The Parts Of A Tree

The parts of a tree can be broken down into the roots, trunk, bark, branches, crown, leaves, and periodically flowers and/or fruit. Each part of a tree has a different function from the roots soaking up vital water and nutrients to the fruit continuing the growth of the species.

Trees are everywhere. They are probably outside of your home or around where you are reading this. They signify the natural world and showcase the symbiosis of life, since birds, squirrels, and even bacteria use them as homes or food. They play important roles for humans as well.

We use them to build our homes and the tools that we use to build even more complex things. We use them as sources of food like maple syrup and materials such as rubber. Canada produces 71% of the world supply of maple syrup and has become apart of the social, financial, and cultural fabric of Canada.

“Learn character from trees, values from roots and change from leaves.” — Tasneem Hameed

A tree is considered a perennial plant, meaning that it is long-lived, and is characterized by its leaves, trunk, and roots. When we imagine a tree, we see something that has a tall trunk with roots radiating from it and has a crown of leaves that offer shade from the sun.

From oak to pine, trees are taxonomically diverse. What we consider trees are thought to be around over 400 million years old. This time has allowed them to conquer the globe and cement themselves as a crucial part of our lives. It is estimated that there are over 3 trillion trees around the world that encompass terrestrial habitats of the world.

Generally, trees can be broken down into four aspects: the leaves, trunk, roots, and seeds.

The Crown (or Leaves)

Leaves form a canopy atop trees that offer shade and are generally green in color. They are an organ of trees that serve multiple functions. They grow out of the branches that extend from the trunk and are usually dense and numerous. Among their functions, the most important is photosynthesis.

“There is nothing wrong with having a tree as a friend.” — Bob Ross
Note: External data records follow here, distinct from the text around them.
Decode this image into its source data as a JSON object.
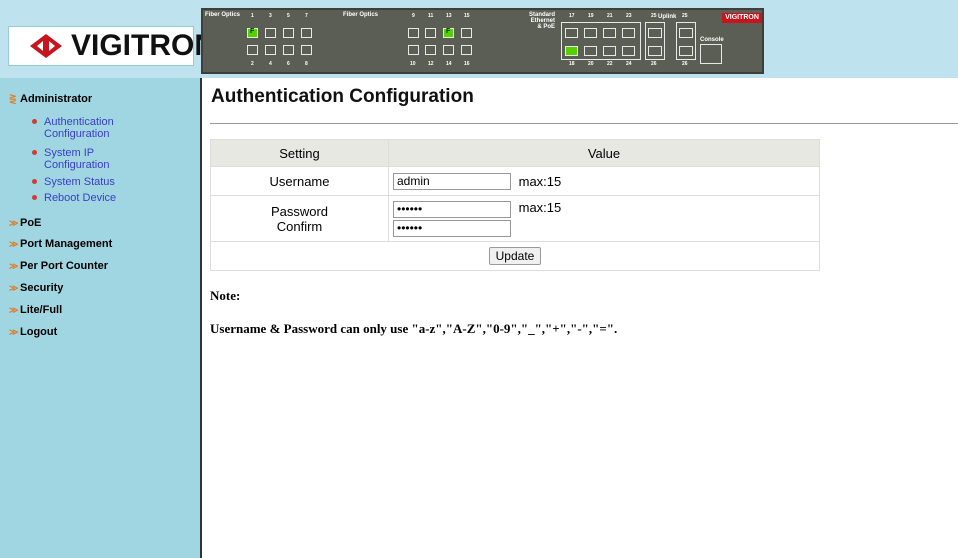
{
  "brand": {
    "name": "VIGITRON",
    "small": "VIGITRON",
    "accent": "#c8141c"
  },
  "panel": {
    "fiber_label_1": "Fiber Optics",
    "fiber_label_2": "Fiber Optics",
    "standard_label_1": "Standard",
    "standard_label_2": "Ethernet",
    "standard_label_3": "& PoE",
    "uplink_label": "Uplink",
    "console_label": "Console",
    "top_nums_a": [
      "1",
      "3",
      "5",
      "7"
    ],
    "bot_nums_a": [
      "2",
      "4",
      "6",
      "8"
    ],
    "top_nums_b": [
      "9",
      "11",
      "13",
      "15"
    ],
    "bot_nums_b": [
      "10",
      "12",
      "14",
      "16"
    ],
    "top_nums_c": [
      "17",
      "19",
      "21",
      "23"
    ],
    "bot_nums_c": [
      "18",
      "20",
      "22",
      "24"
    ],
    "top_nums_d": [
      "25",
      "25"
    ],
    "bot_nums_d": [
      "26",
      "26"
    ],
    "port_letter": "F"
  },
  "sidebar": {
    "administrator": "Administrator",
    "sub_items": [
      {
        "line1": "Authentication",
        "line2": "Configuration"
      },
      {
        "line1": "System IP",
        "line2": "Configuration"
      },
      {
        "line1": "System Status",
        "line2": ""
      },
      {
        "line1": "Reboot Device",
        "line2": ""
      }
    ],
    "items": [
      "PoE",
      "Port Management",
      "Per Port Counter",
      "Security",
      "Lite/Full",
      "Logout"
    ]
  },
  "main": {
    "title": "Authentication Configuration",
    "table": {
      "col_setting": "Setting",
      "col_value": "Value",
      "username_label": "Username",
      "username_value": "admin",
      "username_max": "max:15",
      "password_label": "Password",
      "confirm_label": "Confirm",
      "password_value": "••••••",
      "confirm_value": "••••••",
      "password_max": "max:15",
      "update_label": "Update"
    },
    "note_title": "Note:",
    "note_text": "Username & Password can only use \"a-z\",\"A-Z\",\"0-9\",\"_\",\"+\",\"-\",\"=\"."
  }
}
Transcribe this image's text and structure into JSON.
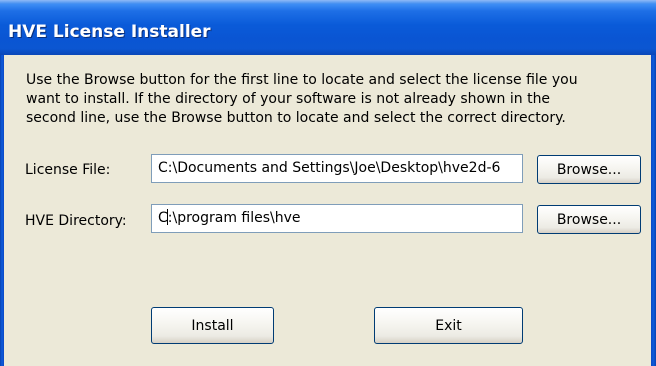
{
  "window": {
    "title": "HVE License Installer"
  },
  "description": {
    "line1": "Use the Browse button for the first line to locate and select the license file you",
    "line2": "want to install.  If the directory of your software is not already shown in the",
    "line3": "second line, use the Browse button to locate and select the correct directory."
  },
  "license_file": {
    "label": "License File:",
    "value": "C:\\Documents and Settings\\Joe\\Desktop\\hve2d-6",
    "browse_label": "Browse..."
  },
  "hve_directory": {
    "label": "HVE Directory:",
    "value_before_caret": "C",
    "value_after_caret": ":\\program files\\hve",
    "browse_label": "Browse..."
  },
  "buttons": {
    "install_label": "Install",
    "exit_label": "Exit"
  },
  "colors": {
    "titlebar": "#0a5bd9",
    "dialog_background": "#ece9d8",
    "button_border": "#003c74",
    "textbox_border": "#7f9db9"
  },
  "icons": [
    "text-caret"
  ]
}
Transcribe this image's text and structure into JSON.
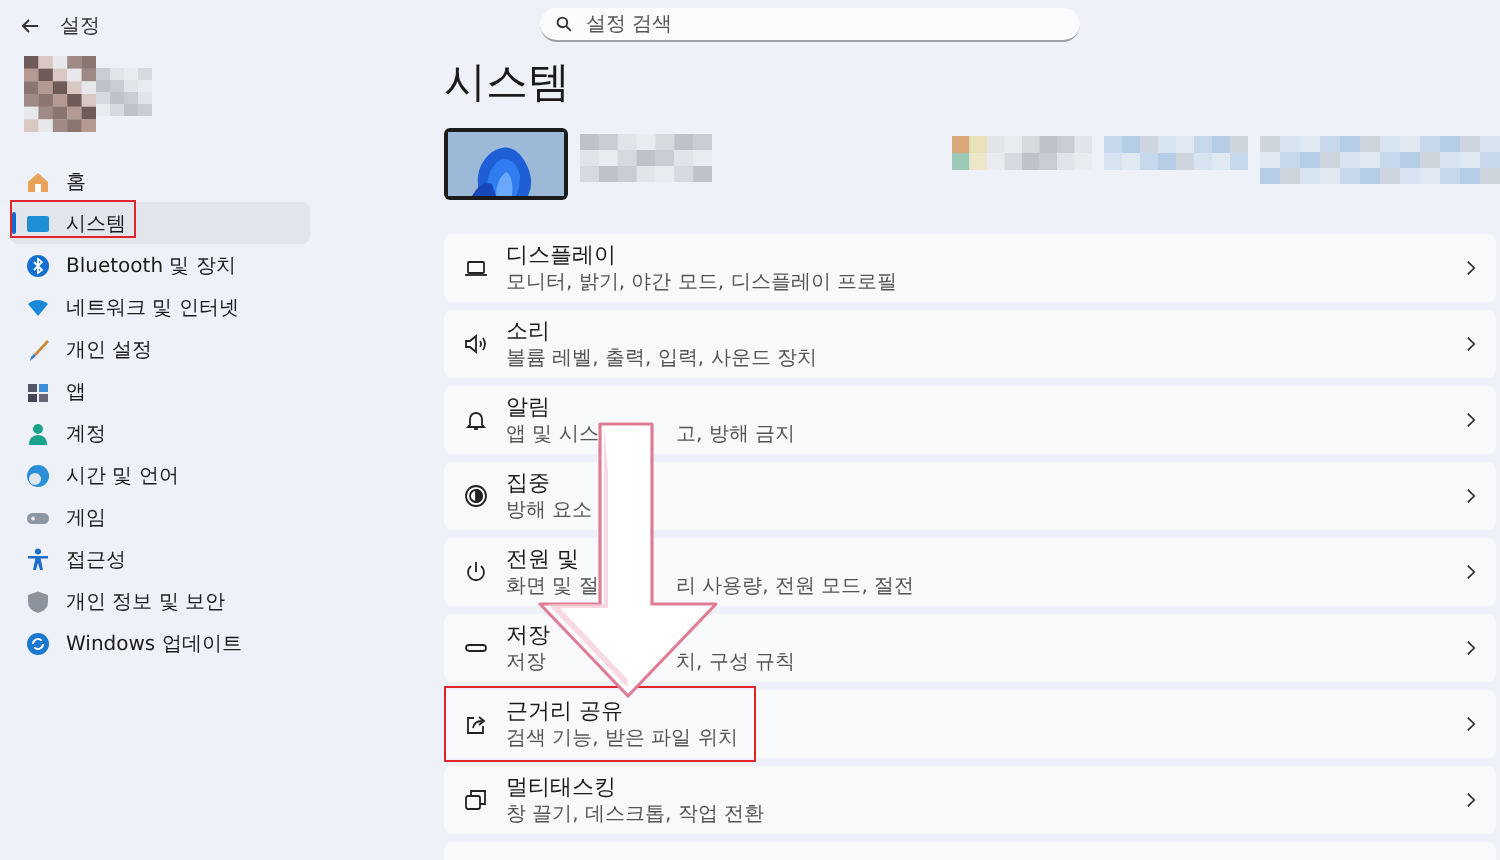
{
  "window": {
    "title": "설정"
  },
  "search": {
    "placeholder": "설정 검색"
  },
  "sidebar": {
    "items": [
      {
        "label": "홈",
        "selected": false,
        "annotated": false
      },
      {
        "label": "시스템",
        "selected": true,
        "annotated": true
      },
      {
        "label": "Bluetooth 및 장치",
        "selected": false,
        "annotated": false
      },
      {
        "label": "네트워크 및 인터넷",
        "selected": false,
        "annotated": false
      },
      {
        "label": "개인 설정",
        "selected": false,
        "annotated": false
      },
      {
        "label": "앱",
        "selected": false,
        "annotated": false
      },
      {
        "label": "계정",
        "selected": false,
        "annotated": false
      },
      {
        "label": "시간 및 언어",
        "selected": false,
        "annotated": false
      },
      {
        "label": "게임",
        "selected": false,
        "annotated": false
      },
      {
        "label": "접근성",
        "selected": false,
        "annotated": false
      },
      {
        "label": "개인 정보 및 보안",
        "selected": false,
        "annotated": false
      },
      {
        "label": "Windows 업데이트",
        "selected": false,
        "annotated": false
      }
    ]
  },
  "page": {
    "title": "시스템"
  },
  "cards": [
    {
      "title_parts": [
        "디스플레이"
      ],
      "subtitle_parts": [
        "모니터, 밝기, 야간 모드, 디스플레이 프로필"
      ],
      "annotated": false
    },
    {
      "title_parts": [
        "소리"
      ],
      "subtitle_parts": [
        "볼륨 레벨, 출력, 입력, 사운드 장치"
      ],
      "annotated": false
    },
    {
      "title_parts": [
        "알림"
      ],
      "subtitle_parts": [
        "앱 및 시스",
        "고, 방해 금지"
      ],
      "annotated": false
    },
    {
      "title_parts": [
        "집중"
      ],
      "subtitle_parts": [
        "방해 요소"
      ],
      "annotated": false
    },
    {
      "title_parts": [
        "전원 및"
      ],
      "subtitle_parts": [
        "화면 및 절",
        "리 사용량, 전원 모드, 절전"
      ],
      "annotated": false
    },
    {
      "title_parts": [
        "저장"
      ],
      "subtitle_parts": [
        "저장",
        "치, 구성 규칙"
      ],
      "annotated": false
    },
    {
      "title_parts": [
        "근거리 공유"
      ],
      "subtitle_parts": [
        "검색 기능, 받은 파일 위치"
      ],
      "annotated": true
    },
    {
      "title_parts": [
        "멀티태스킹"
      ],
      "subtitle_parts": [
        "창 끌기, 데스크톱, 작업 전환"
      ],
      "annotated": false
    }
  ]
}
Like other plants, trees get their energy via photosynthesis as they use light energy from the sun to create chemical energy and produce food. The leaves are where photosynthesis is occurring and why there are at the top of the trees – to capture as much sunlight as possible. They supply the rest of the tree with sugars that they need to grow and extend their roots. They also release oxygen, a byproduct of photosynthesis, into the atmosphere and is responsible for keeping our air clean.

Besides photosynthesis, some trees use their leaves to funnel water towards them. They also help to filter out particles as well as remove excess water from the trees.

The Trunk

The trunk of a tree gives it the shape that we generally see as well as supports the leaves. It acts as a bridge between the soil and the leaves as it transfers water and nutrients from the soil to the leaves. The trunk is composed of different parts that include the bark, cambium, xylem, and heartwood.

The bark is composed of an outer layer, which is what we see, and an inner layer called the phloem.  The outer bark is made of dead and worn-out cells that protect the more delicate interior from the environment, insects, and disease. The inner bark contains a network of tubes that carry food in the form of sap (sugars and nutrients) from the leaves to the rest of the tree.

The cambium is a thin layer of cells that either becomes the inner bark or the xylem. It is what causes trees to increase in diameter and ensures that each trunk layer receives an adequate amount of cells to continue their function.

The xylem (or sapwood) is the reverse of the phloem. It brings water and nutrients from the soil to the leaves and the rest of the trees. It is the youngest layer of cells. Over time, xylem stop functioning and die out. When this occurs, they concentrate at the center of the tree and become the heartwood. The heartwood is important to the structural support of a tree.

The Roots

The roots of a tree are the contact point between the soil and the tree. They absorb the water and nutrients that the xylem carries to the rest of the tree. These roots are generally large, numerous, and underground. They help to support the tree as it grows because trees can become very large and heavy.

“A tree with strong roots laughs at storms.” — Malay proverb

As the roots extend into the earth, they spread out and have hair-like structures on them that allow easier absorption of water and nutrients. Generally, roots do not go deep into the soil (however some can have deep tap roots) because they have to remain where oxygen is to ensure their survival.

Roots are very strong and are known to disrupt their surroundings in the process of biological weathering. They move the soil, rocks, and manmade structures out of their way as they search for water and nutrients.


Trees reproduce by releasing seeds into the environment. Since they need sunlight to grow and thrive, seeds that are dropped around an adult tree will likely die because it cannot compete with the adult tree for sunlight and resources from the soil. Seeds are as diverse as trees as evolution has resulted in the development of a wide array of seeds to tackle different environments and methods of distribution.

The most commonly known carriers of seed are the cones, like pine cones, that we see scattered in parks and around trees. There are seeds with wing-like structures that allow them to capture the wind to carry them away from the adult trees. There are seeds small enough for birds to eat and digest far away from the adult trees.

Regardless, they all serve to spread the genetics of a tree and allow it to survive and thrive. As we face deforestation and environmental issues that hinder the growth of trees, it becomes important to continue to understand them and ensure that future generations will have a chance to bask in their beauty.